Friday, October 19, 2012
Durham's People Alliance fails the fact check
Durham’s People’s Alliance is tragically misinforming local voters on the position of two candidates for the Board of County Commissioners. Their endorsement sheet and website indicates that Michael Page, Brenda Howerton and Omar Beasley can’t be trusted in protecting the rights of gays and lesbians. The attack against Beasley lacks any clear evidence to support the PA’s view, and their stance on Howerton fails to consider what she has stated.
Beasley was a strong opponent of Amendment One, and supports his sister who is a lesbian involved in a domestic partnership. “How could I do anything that would go against my own sister,” Beasley says.
Beasley’s sister is Melody Wilkerson. She and her partner Kifu Faruq co-founded Greenspace Initiatives. Faruq is known around Durham as the owner of Kukia’s Cookies, those wonderful vegan/organic treats, and recently became a columnist for The Durham News. Wilkerson and Faruq are strong supporters of Beasley and are leading the charge for gay rights awareness in the black community.
The PA has unfairly lumped Beasley in the same camp as Page and Howerton. They assume a pro-751 agenda, something that Beasley has not stated, and his being weak in supporting gay rights. Beasley’s position on 751 is to give him the chance to do what those on the commission were granted, a chance to explore all angles. Beasley shouldn’t be blamed for a project he didn’t create. His role, if elected, will be to maneuver around what has been decided. He shouldn’t be expected to campaign on a record that isn’t his to own; thi]us, the PA is unfair in forcing candidate to take that position.
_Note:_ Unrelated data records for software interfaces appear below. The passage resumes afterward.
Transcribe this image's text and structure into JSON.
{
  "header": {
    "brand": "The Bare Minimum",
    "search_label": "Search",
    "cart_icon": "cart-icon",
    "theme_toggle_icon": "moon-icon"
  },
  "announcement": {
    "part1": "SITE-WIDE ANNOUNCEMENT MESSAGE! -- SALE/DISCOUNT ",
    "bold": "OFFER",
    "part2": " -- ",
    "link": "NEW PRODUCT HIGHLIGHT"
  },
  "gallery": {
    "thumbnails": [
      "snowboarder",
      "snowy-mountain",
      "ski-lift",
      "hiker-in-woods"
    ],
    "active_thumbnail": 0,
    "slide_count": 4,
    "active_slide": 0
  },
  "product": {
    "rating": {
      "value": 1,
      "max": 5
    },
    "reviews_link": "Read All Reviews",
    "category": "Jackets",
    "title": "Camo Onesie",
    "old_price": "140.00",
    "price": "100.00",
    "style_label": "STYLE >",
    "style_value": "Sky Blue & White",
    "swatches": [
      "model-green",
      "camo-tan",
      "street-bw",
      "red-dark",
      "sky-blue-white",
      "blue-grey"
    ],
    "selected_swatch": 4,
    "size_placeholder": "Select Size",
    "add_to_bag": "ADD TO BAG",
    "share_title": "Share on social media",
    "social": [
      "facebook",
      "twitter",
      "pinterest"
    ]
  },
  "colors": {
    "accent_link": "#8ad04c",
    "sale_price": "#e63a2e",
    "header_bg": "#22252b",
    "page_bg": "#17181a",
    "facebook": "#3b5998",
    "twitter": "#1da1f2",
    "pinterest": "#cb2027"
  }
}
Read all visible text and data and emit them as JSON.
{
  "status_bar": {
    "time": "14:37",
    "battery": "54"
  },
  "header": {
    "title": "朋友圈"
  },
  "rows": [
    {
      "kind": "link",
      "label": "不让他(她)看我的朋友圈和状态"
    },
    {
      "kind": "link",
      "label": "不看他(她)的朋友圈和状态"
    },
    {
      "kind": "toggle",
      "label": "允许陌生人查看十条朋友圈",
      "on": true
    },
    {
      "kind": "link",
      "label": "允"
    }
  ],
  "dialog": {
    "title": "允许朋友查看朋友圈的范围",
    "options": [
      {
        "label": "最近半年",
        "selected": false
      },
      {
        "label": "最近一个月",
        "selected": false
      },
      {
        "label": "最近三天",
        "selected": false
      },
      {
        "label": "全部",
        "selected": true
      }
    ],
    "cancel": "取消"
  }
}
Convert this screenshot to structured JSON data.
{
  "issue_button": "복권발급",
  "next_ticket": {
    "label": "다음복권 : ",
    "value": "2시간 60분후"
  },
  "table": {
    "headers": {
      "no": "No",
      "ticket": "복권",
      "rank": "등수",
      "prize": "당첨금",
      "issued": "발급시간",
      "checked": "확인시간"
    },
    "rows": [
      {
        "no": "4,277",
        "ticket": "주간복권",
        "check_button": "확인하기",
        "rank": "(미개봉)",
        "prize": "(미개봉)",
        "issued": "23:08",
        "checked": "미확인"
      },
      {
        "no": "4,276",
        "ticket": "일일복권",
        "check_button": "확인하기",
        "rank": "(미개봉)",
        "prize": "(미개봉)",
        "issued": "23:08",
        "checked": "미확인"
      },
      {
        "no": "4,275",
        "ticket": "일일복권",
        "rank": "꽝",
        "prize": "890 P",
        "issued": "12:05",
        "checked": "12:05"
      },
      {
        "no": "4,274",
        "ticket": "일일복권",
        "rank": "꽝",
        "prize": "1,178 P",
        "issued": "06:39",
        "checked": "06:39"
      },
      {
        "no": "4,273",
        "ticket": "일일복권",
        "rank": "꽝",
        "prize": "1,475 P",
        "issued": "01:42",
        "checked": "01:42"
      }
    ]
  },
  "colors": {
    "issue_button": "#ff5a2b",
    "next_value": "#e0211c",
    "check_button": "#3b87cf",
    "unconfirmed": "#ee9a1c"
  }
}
Taking a position against Beasely based on 751 is one thing, making assumptions on his stance on gay rights is offensive. It’s simply a lie
The same can be said about Howerton. The truth is Howerton took a strong position against Amendment One. “It hits too close to home when you start discriminating against any people,” Howerton was quoted in the Herald-Sun.
The PA’s attack against Michael Page may be warranted, but should be understood within the complex context Page brings to the Board of County Commissioners. As a pastor, Amendment One presented Page a dilemma that is hard for those standing on the outside of the black church to understand.
Page never supported the amendment to define marriage as a bond between a man and a woman, but he didn’t stand in opposition. To his credit, Page did bring a symbolic resolution before the board to reflect the group’s opposition. That resolution was strapped when GOP activist Dick Ford challenged the legality of the resolution.
The antics displayed by the PA have caused significant damage to race relations in Durham, NC. At the heart of the matter are assumptions made devoid of clear dialogue with those who seek public office. The recent actions of the PA are insulting to those running for the Board of County Commissioners. It’s the type of maneuvering one can expect among candidates, but political action committees should avoid comments rooted in assumptions.
Omar Beasley deserves an apology for being labeled one who can’t be trusted for protecting gay rights. It’s a lie that must be corrected.
If you don’t believe me, ask his sister.